This course provides an overview of management theories, human resources, and financial management applied to pharmacy and healthcare institution operations. Elements of supervision, management, and leadership are discussed in an effort to help students develop the skills needed to operate a pharmacy effectively. Also covered are finance topics such as capital costs, profit analysis, cost structures, budgeting, payment for services rendered, and accounting. (48-0-3)
This highly interactive course introduces students to: (1) the fundamental concepts and frameworks used for the study of population health and public policy; (2) the financing and managing of health systems at the local and international levels; and (3) the formulation and analysis of public health policies. The course will emphasize the intersection of public health and the determinant of drug use and pharmacy-related policies. Students will have the opportunity to analyze and critically evaluate existing health policies, public health actions, and reforms. Students are expected to contribute and participate in the discussion of current research, case studies, and policies. Student learning will be assessed through oral exams, written assignments, presentations, and an analytical paper. This course will provide skills for the conceptualization of research projects addressing current health issues related to pharmacy. (48-0-3)

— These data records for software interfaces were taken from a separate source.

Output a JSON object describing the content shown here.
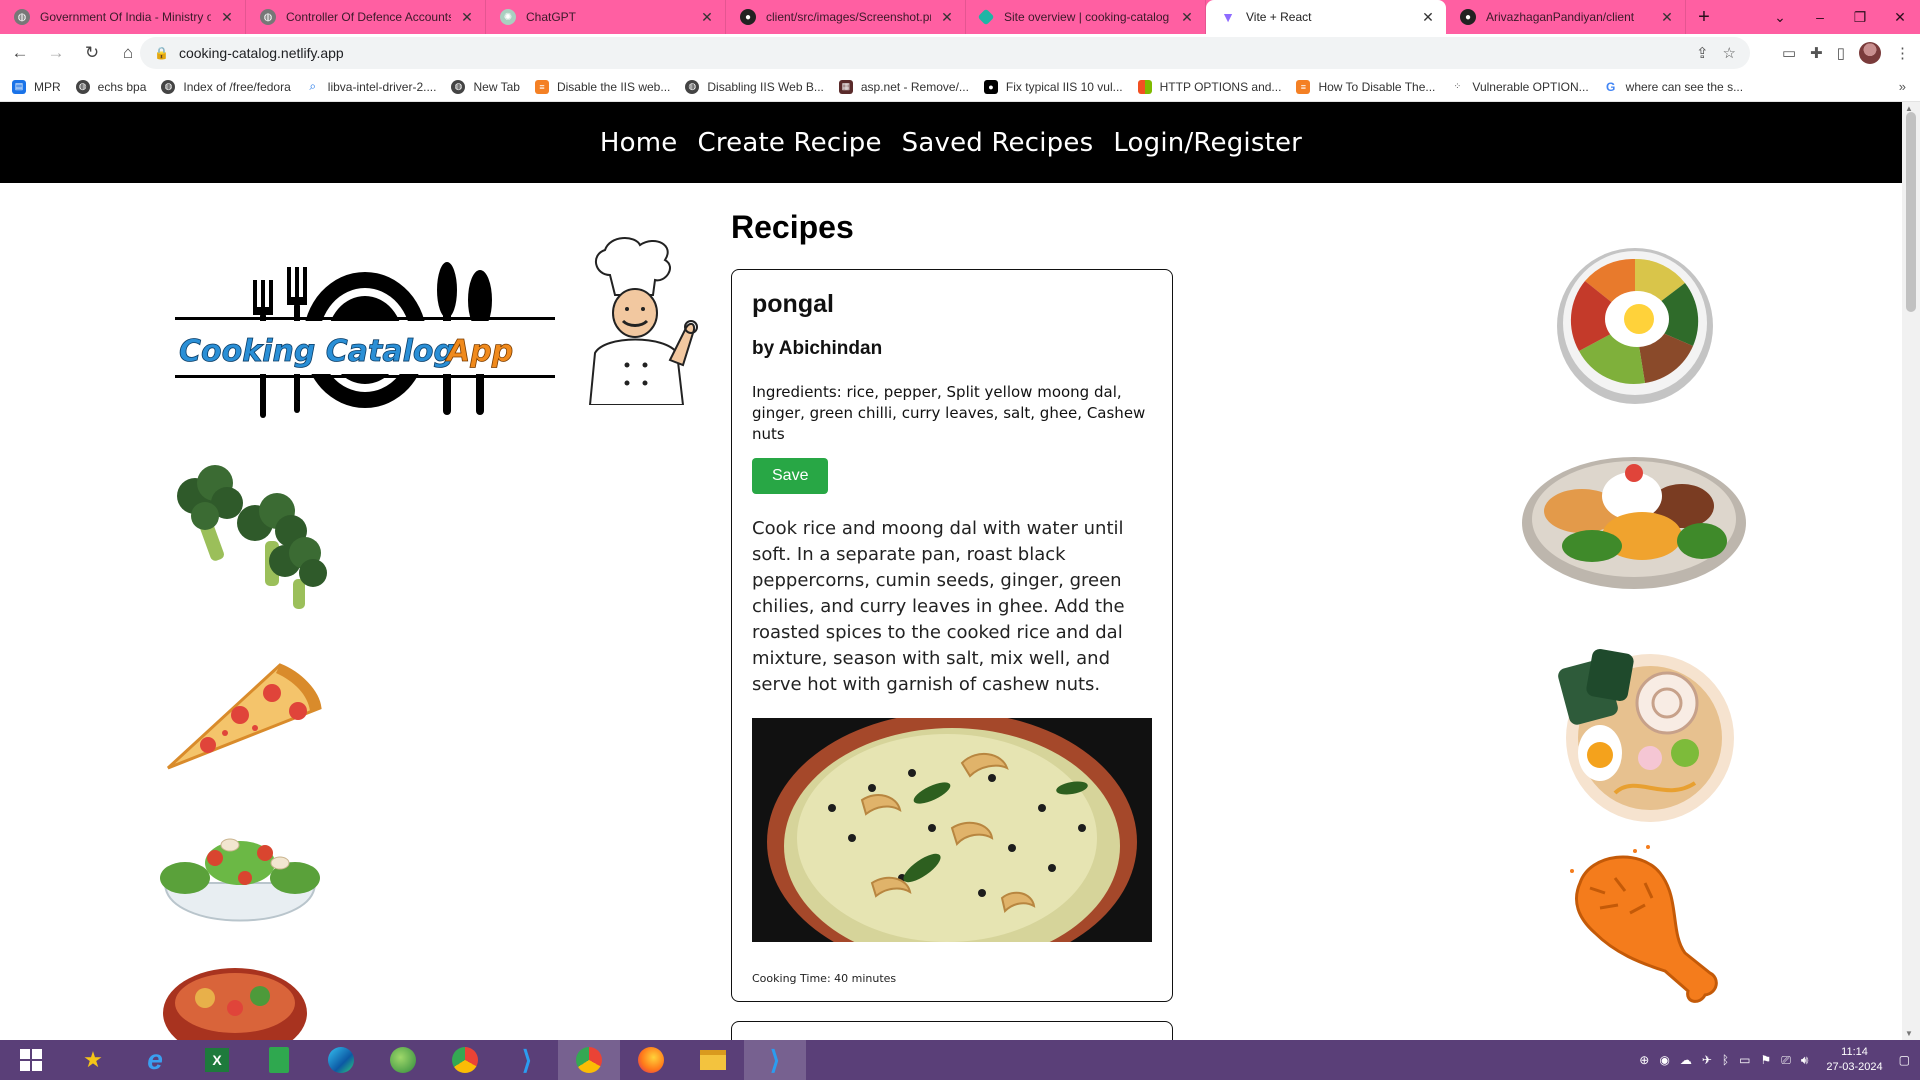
{
  "browser": {
    "tabs": [
      {
        "title": "Government Of India - Ministry o",
        "icon": "globe-icon",
        "active": false
      },
      {
        "title": "Controller Of Defence Accounts",
        "icon": "globe-icon",
        "active": false
      },
      {
        "title": "ChatGPT",
        "icon": "chatgpt-icon",
        "active": false
      },
      {
        "title": "client/src/images/Screenshot.pn",
        "icon": "github-icon",
        "active": false
      },
      {
        "title": "Site overview | cooking-catalog",
        "icon": "netlify-icon",
        "active": false
      },
      {
        "title": "Vite + React",
        "icon": "vite-icon",
        "active": true
      },
      {
        "title": "ArivazhaganPandiyan/client",
        "icon": "github-icon",
        "active": false
      }
    ],
    "url": "cooking-catalog.netlify.app",
    "bookmarks": [
      {
        "label": "MPR",
        "icon": "bookmark-icon"
      },
      {
        "label": "echs bpa",
        "icon": "globe-icon"
      },
      {
        "label": "Index of /free/fedora",
        "icon": "globe-icon"
      },
      {
        "label": "libva-intel-driver-2....",
        "icon": "search-icon"
      },
      {
        "label": "New Tab",
        "icon": "globe-icon"
      },
      {
        "label": "Disable the IIS web...",
        "icon": "stack-icon"
      },
      {
        "label": "Disabling IIS Web B...",
        "icon": "globe-icon"
      },
      {
        "label": "asp.net - Remove/...",
        "icon": "aspnet-icon"
      },
      {
        "label": "Fix typical IIS 10 vul...",
        "icon": "medium-icon"
      },
      {
        "label": "HTTP OPTIONS and...",
        "icon": "windows-icon"
      },
      {
        "label": "How To Disable The...",
        "icon": "stack-icon"
      },
      {
        "label": "Vulnerable OPTION...",
        "icon": "dots-icon"
      },
      {
        "label": "where can see the s...",
        "icon": "google-icon"
      }
    ]
  },
  "nav": {
    "home": "Home",
    "create": "Create Recipe",
    "saved": "Saved Recipes",
    "login": "Login/Register"
  },
  "logo": {
    "text_main": "Cooking Catalog",
    "text_accent": "App"
  },
  "page": {
    "heading": "Recipes"
  },
  "recipes": [
    {
      "name": "pongal",
      "author": "by Abichindan",
      "ingredients": "Ingredients: rice, pepper, Split yellow moong dal, ginger, green chilli, curry leaves, salt, ghee, Cashew nuts",
      "save_label": "Save",
      "instructions": "Cook rice and moong dal with water until soft. In a separate pan, roast black peppercorns, cumin seeds, ginger, green chilies, and curry leaves in ghee. Add the roasted spices to the cooked rice and dal mixture, season with salt, mix well, and serve hot with garnish of cashew nuts.",
      "cooking_time": "Cooking Time: 40 minutes"
    }
  ],
  "taskbar": {
    "time": "11:14",
    "date": "27-03-2024"
  },
  "colors": {
    "tabstrip": "#ff5fa2",
    "navbar": "#000000",
    "save_button": "#28a745",
    "taskbar": "#5a3f78",
    "logo_blue": "#2a8fd6",
    "logo_orange": "#f08a1c"
  }
}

This course introduces students to the concepts of advanced measurement theory and methods used in research. This course acquaints students with cutting edge models in measurement theory and methods, as well as with the application of computer software with which to implement those methodologies. After completing the course, students should be prepared to begin working on advanced applications of measurement in the sociobehavioral sciences. (48-0-3)
This course focuses on the application of economic analysis as it relates to provision of health care and emerging health care trends in the United States and throughout the world. The course also focuses on understanding how healthcare markets differ from other markets, specifically on the economics of the health care sector and its major players, e.g., the government, insurers, providers, and patients. Economic concepts and tools will be used to analyze the health care system, and to examine implications and issues in health policy. (48-0-3).
This course provides an overview of pharmacoeconomics and some of the health outcomes measurements that apply to health/pharmacy-related disciplines. The course is designed to focus on methodological principles of pharmacoeconomics analyses and the strengths and weaknesses of specific methods. Practical examples for successful implementation of these concepts are discussed. (48-0-3)
This course covers social and behavioral theories related to medication use, health services utilization, provider patient communication, and other health seeking behaviors. Students will examine and apply select health behavior theories at the individual, interpersonal and community level. They will examine research conducted using the theories, with emphasis in the Pharmacy field. Students are expected to apply theories in defining research questions, in research design and data analysis. (48-0-3)